Last Tuesday, I had the pleasure of being invited to talk about the topic of detransition at the Estonian LGBT Association in Tallinn. Eva Marta, the
community coordinator, invited me after we met at the Annual Members' Conference of IGLYO a few months before. I told her about my activism as a female detransitioner, and she wanted to create a space to discuss this topic in Estonia.
It was the first time that I was invited by an LGBT organisation to talk about detransition. I started my activism only less than a year ago, shortly after deciding to detransition myself after almost 4 years of testosterone treatment and a mastectomy. Stopping my transition was a very lonely journey at first, because resources for people who decide to detransition are so scarce. There is also no support coming from the trans community once you decide to step off the trans path. I didn’t know where to find help for my medical, psychological and social needs. I didn’t know any other detransition stories.
Photos from the Post Trans Facebook page.
That’s what brought my partner and I to create the Post Trans project, with which we aim to give more visibility to female detransitioners like us, and offer resources on the topic. Through this project, I started to get in contact with other detransitioners and I discovered many different stories coming from people of various backgrounds, ages and beliefs. Though they were different, I observed recurrences among their stories: misinformation on the effects of hormone treatments and surgeries, lack of psychological support before and during transition, co-existing mental health issues, difficulties to fit into gender roles, internalised homophobia, etc.
Seeing all this made me realise that I was far from being an exception.
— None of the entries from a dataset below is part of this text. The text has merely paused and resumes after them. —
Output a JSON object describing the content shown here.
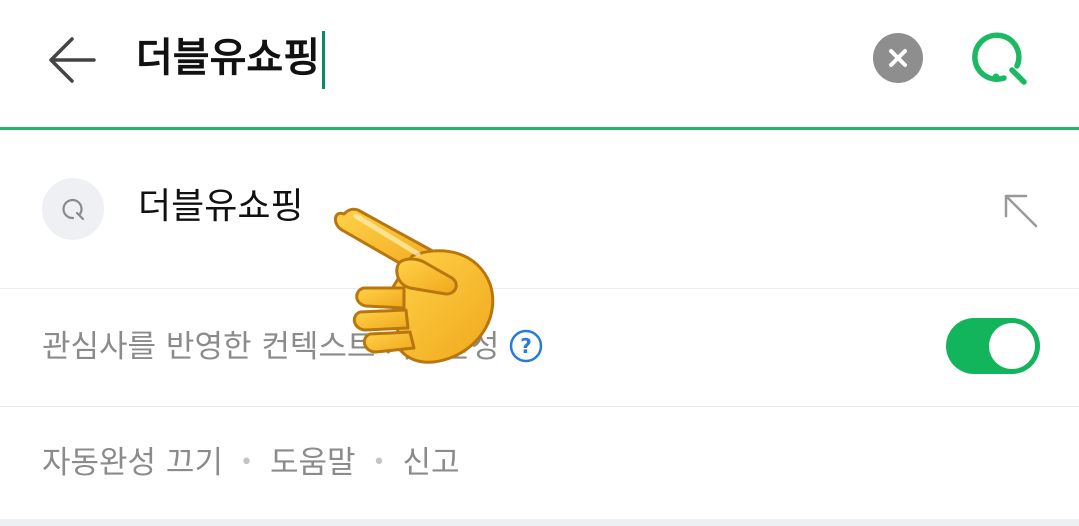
{
  "search": {
    "query": "더블유쇼핑",
    "clear_icon": "close-icon",
    "submit_icon": "search-icon",
    "back_icon": "arrow-left-icon"
  },
  "suggestion": {
    "text": "더블유쇼핑",
    "leading_icon": "search-icon",
    "trailing_icon": "arrow-up-left-icon"
  },
  "preference": {
    "label": "관심사를 반영한 컨텍스트 자동완성",
    "help_icon": "help-circle-icon",
    "toggle_on": true
  },
  "footer": {
    "links": [
      "자동완성 끄기",
      "도움말",
      "신고"
    ],
    "separator": "•"
  },
  "overlay": {
    "icon": "pointing-hand-icon"
  },
  "colors": {
    "accent": "#1cb963",
    "toggle_on": "#12b45c",
    "caret": "#0b8b6e",
    "muted_text": "#8b8b8b",
    "help_blue": "#2a7bd5"
  }
}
That the affirmative system, which is currently advocated for by a big part of the trans movement, has harmful consequences on a non-neglectable number of individuals.
This is a difficult conversation to have, and, honestly, I was scared to bring it to an LGBT organisation. But we need to have this conversation, because it is not about denying the needs of transgender people, it is about aiming at helping people with gender dysphoria in the best way we can, without taking risks at the expense of their health and well-being in the long run.
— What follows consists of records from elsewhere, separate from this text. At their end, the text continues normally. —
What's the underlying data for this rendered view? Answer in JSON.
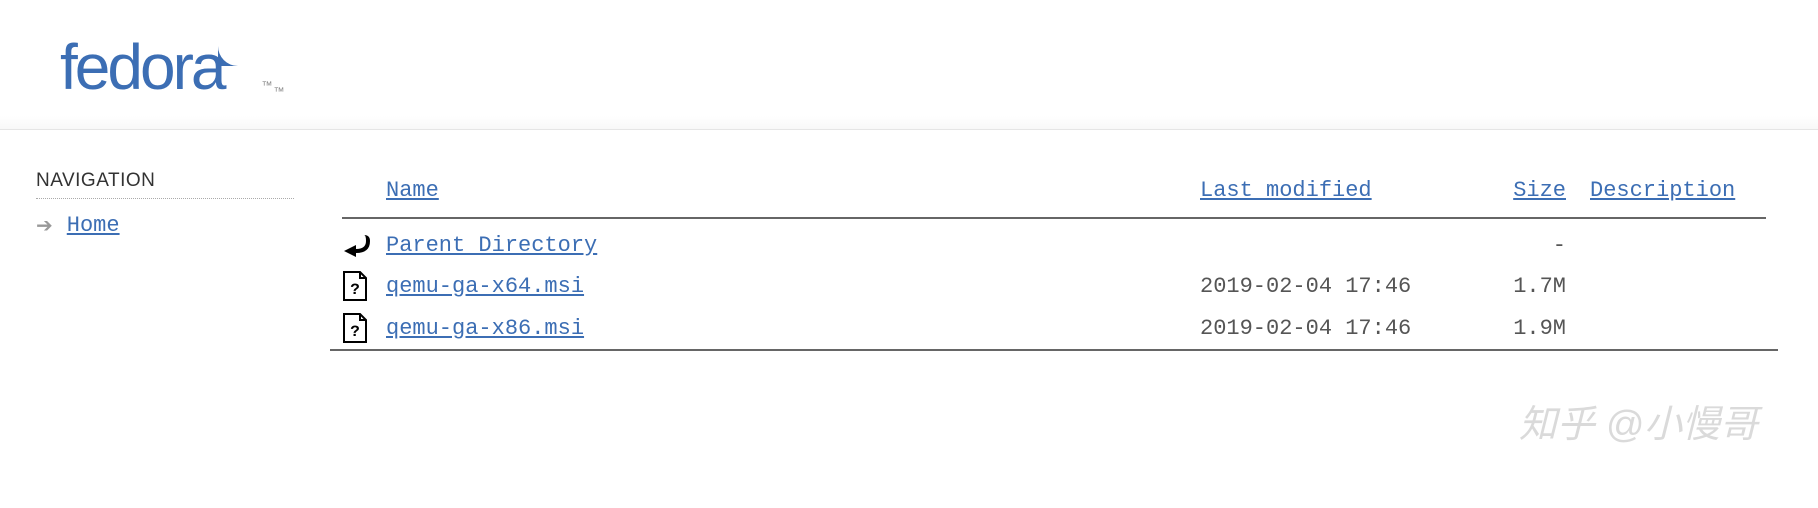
{
  "logo": {
    "text": "fedora",
    "tm": "™"
  },
  "sidebar": {
    "heading": "NAVIGATION",
    "home_label": "Home"
  },
  "listing": {
    "headers": {
      "name": "Name",
      "modified": "Last modified",
      "size": "Size",
      "description": "Description"
    },
    "parent": {
      "label": "Parent Directory",
      "size": "-"
    },
    "rows": [
      {
        "name": "qemu-ga-x64.msi",
        "modified": "2019-02-04 17:46",
        "size": "1.7M",
        "description": ""
      },
      {
        "name": "qemu-ga-x86.msi",
        "modified": "2019-02-04 17:46",
        "size": "1.9M",
        "description": ""
      }
    ]
  },
  "watermark": "知乎 @小慢哥"
}
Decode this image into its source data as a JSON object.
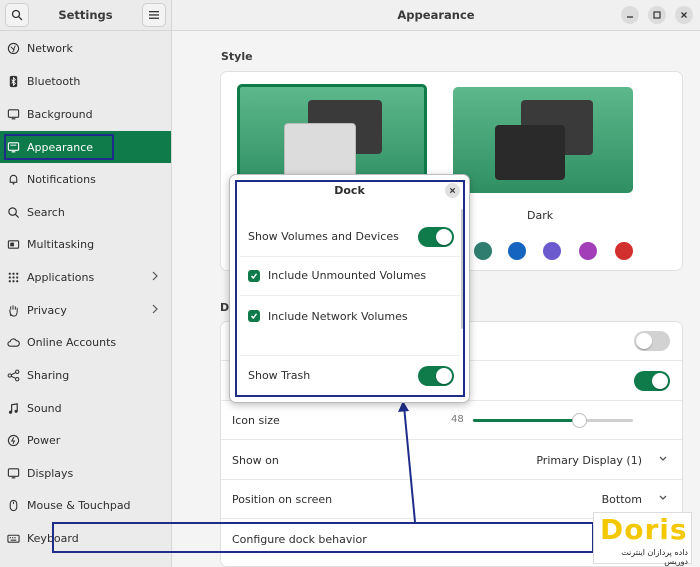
{
  "sidebar": {
    "title": "Settings",
    "items": [
      {
        "label": "Network",
        "icon": "globe-icon"
      },
      {
        "label": "Bluetooth",
        "icon": "bluetooth-icon"
      },
      {
        "label": "Background",
        "icon": "monitor-icon"
      },
      {
        "label": "Appearance",
        "icon": "appearance-icon"
      },
      {
        "label": "Notifications",
        "icon": "bell-icon"
      },
      {
        "label": "Search",
        "icon": "search-icon"
      },
      {
        "label": "Multitasking",
        "icon": "multitasking-icon"
      },
      {
        "label": "Applications",
        "icon": "grid-icon"
      },
      {
        "label": "Privacy",
        "icon": "hand-icon"
      },
      {
        "label": "Online Accounts",
        "icon": "cloud-icon"
      },
      {
        "label": "Sharing",
        "icon": "share-icon"
      },
      {
        "label": "Sound",
        "icon": "music-icon"
      },
      {
        "label": "Power",
        "icon": "power-icon"
      },
      {
        "label": "Displays",
        "icon": "display-icon"
      },
      {
        "label": "Mouse & Touchpad",
        "icon": "mouse-icon"
      },
      {
        "label": "Keyboard",
        "icon": "keyboard-icon"
      }
    ]
  },
  "header": {
    "title": "Appearance"
  },
  "style": {
    "label": "Style",
    "dark_label": "Dark"
  },
  "accent_colors": [
    "#2e7d6e",
    "#1565c0",
    "#6a5acd",
    "#a23fb8",
    "#d32f2f"
  ],
  "dock_section": {
    "label": "D",
    "rows": {
      "icon_size_label": "Icon size",
      "icon_size_value": "48",
      "icon_size_fraction": 0.66,
      "show_on_label": "Show on",
      "show_on_value": "Primary Display (1)",
      "position_label": "Position on screen",
      "position_value": "Bottom",
      "configure_label": "Configure dock behavior"
    },
    "toggles": {
      "row1_on": false,
      "row2_on": true
    }
  },
  "dialog": {
    "title": "Dock",
    "show_volumes": "Show Volumes and Devices",
    "unmounted": "Include Unmounted Volumes",
    "network": "Include Network Volumes",
    "show_trash": "Show Trash"
  },
  "logo": {
    "word": "Doris",
    "sub": "داده پردازان اینترنت دوریس"
  },
  "colors": {
    "accent": "#0f7a4a",
    "highlight": "#1e2d8a"
  }
}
When I look back at my own experience, I believe that my 16-year-old self deserved better than what she was offered. She deserved better than an incompetent doctor lying about the effects of testosterone. She deserved better than having to go through this process without any proper psychological support. She deserved better than never being given the option of loving her body exactly the way it was. All dysphoric people deserve better and that’s the message I am trying to carry.
I felt very vulnerable sharing my story at the event at the Estonian LGBT Association, but I was amazed by the interest and the support I received from the people attending. It gives me hope that we can work together as a community to give detransitioners the visibility and support they need.
I am very grateful that Eva Marta invited me to talk about this issue, and I hope to see an interest in this topic by more and more LGBT organisations and activists in the future!
You can find Ellie's Post Trans project on Facebook, Instagram, or Twitter.
You can also contact her at firstname.lastname@example.org.
Cover photo from the Post Trans Facebook page.